WHAT THE TASK ASKS:
Every line of the listing below needs to be reproduced exactly.
━━ EXTRACTED INFORMATION ━━
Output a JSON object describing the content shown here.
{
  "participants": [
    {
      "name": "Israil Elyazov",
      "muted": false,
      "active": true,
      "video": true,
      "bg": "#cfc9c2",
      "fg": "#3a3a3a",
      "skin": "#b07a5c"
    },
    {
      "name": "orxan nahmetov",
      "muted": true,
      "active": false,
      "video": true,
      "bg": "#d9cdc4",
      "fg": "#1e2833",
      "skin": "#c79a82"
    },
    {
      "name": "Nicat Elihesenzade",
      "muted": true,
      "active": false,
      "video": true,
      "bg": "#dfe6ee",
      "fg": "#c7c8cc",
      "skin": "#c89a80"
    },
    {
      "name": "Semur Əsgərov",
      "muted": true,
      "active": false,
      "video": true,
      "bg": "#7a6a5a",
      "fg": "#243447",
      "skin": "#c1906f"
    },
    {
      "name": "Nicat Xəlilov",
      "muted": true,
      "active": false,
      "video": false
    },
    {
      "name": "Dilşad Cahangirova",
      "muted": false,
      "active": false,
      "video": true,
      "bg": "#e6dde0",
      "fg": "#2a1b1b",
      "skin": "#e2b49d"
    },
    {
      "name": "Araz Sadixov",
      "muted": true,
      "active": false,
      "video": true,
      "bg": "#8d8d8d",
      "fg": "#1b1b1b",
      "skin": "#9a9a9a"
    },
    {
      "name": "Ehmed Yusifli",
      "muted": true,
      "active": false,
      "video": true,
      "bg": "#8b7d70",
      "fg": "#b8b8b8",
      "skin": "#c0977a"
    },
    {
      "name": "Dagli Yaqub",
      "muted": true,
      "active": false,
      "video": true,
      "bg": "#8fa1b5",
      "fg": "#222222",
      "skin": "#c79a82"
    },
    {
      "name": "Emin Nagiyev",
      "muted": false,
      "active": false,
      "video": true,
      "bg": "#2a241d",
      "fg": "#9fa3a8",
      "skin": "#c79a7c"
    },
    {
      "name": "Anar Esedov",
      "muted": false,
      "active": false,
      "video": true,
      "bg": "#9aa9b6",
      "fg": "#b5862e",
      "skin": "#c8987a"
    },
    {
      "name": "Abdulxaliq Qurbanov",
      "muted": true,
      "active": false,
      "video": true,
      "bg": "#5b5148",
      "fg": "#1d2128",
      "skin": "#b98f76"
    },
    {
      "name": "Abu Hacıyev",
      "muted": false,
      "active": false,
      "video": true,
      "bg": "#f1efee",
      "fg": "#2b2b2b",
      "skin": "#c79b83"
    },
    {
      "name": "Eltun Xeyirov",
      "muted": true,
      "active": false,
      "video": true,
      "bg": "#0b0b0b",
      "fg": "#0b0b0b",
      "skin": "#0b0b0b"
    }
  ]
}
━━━
ANSWER SECTION:
Output a JSON object describing the content shown here.
{
  "participants": [
    {
      "name": "Israil Elyazov",
      "muted": false,
      "active": true,
      "video": true,
      "bg": "#cfc9c2",
      "fg": "#3a3a3a",
      "skin": "#b07a5c"
    },
    {
      "name": "orxan nahmetov",
      "muted": true,
      "active": false,
      "video": true,
      "bg": "#d9cdc4",
      "fg": "#1e2833",
      "skin": "#c79a82"
    },
    {
      "name": "Nicat Elihesenzade",
      "muted": true,
      "active": false,
      "video": true,
      "bg": "#dfe6ee",
      "fg": "#c7c8cc",
      "skin": "#c89a80"
    },
    {
      "name": "Semur Əsgərov",
      "muted": true,
      "active": false,
      "video": true,
      "bg": "#7a6a5a",
      "fg": "#243447",
      "skin": "#c1906f"
    },
    {
      "name": "Nicat Xəlilov",
      "muted": true,
      "active": false,
      "video": false
    },
    {
      "name": "Dilşad Cahangirova",
      "muted": false,
      "active": false,
      "video": true,
      "bg": "#e6dde0",
      "fg": "#2a1b1b",
      "skin": "#e2b49d"
    },
    {
      "name": "Araz Sadixov",
      "muted": true,
      "active": false,
      "video": true,
      "bg": "#8d8d8d",
      "fg": "#1b1b1b",
      "skin": "#9a9a9a"
    },
    {
      "name": "Ehmed Yusifli",
      "muted": true,
      "active": false,
      "video": true,
      "bg": "#8b7d70",
      "fg": "#b8b8b8",
      "skin": "#c0977a"
    },
    {
      "name": "Dagli Yaqub",
      "muted": true,
      "active": false,
      "video": true,
      "bg": "#8fa1b5",
      "fg": "#222222",
      "skin": "#c79a82"
    },
    {
      "name": "Emin Nagiyev",
      "muted": false,
      "active": false,
      "video": true,
      "bg": "#2a241d",
      "fg": "#9fa3a8",
      "skin": "#c79a7c"
    },
    {
      "name": "Anar Esedov",
      "muted": false,
      "active": false,
      "video": true,
      "bg": "#9aa9b6",
      "fg": "#b5862e",
      "skin": "#c8987a"
    },
    {
      "name": "Abdulxaliq Qurbanov",
      "muted": true,
      "active": false,
      "video": true,
      "bg": "#5b5148",
      "fg": "#1d2128",
      "skin": "#b98f76"
    },
    {
      "name": "Abu Hacıyev",
      "muted": false,
      "active": false,
      "video": true,
      "bg": "#f1efee",
      "fg": "#2b2b2b",
      "skin": "#c79b83"
    },
    {
      "name": "Eltun Xeyirov",
      "muted": true,
      "active": false,
      "video": true,
      "bg": "#0b0b0b",
      "fg": "#0b0b0b",
      "skin": "#0b0b0b"
    }
  ]
}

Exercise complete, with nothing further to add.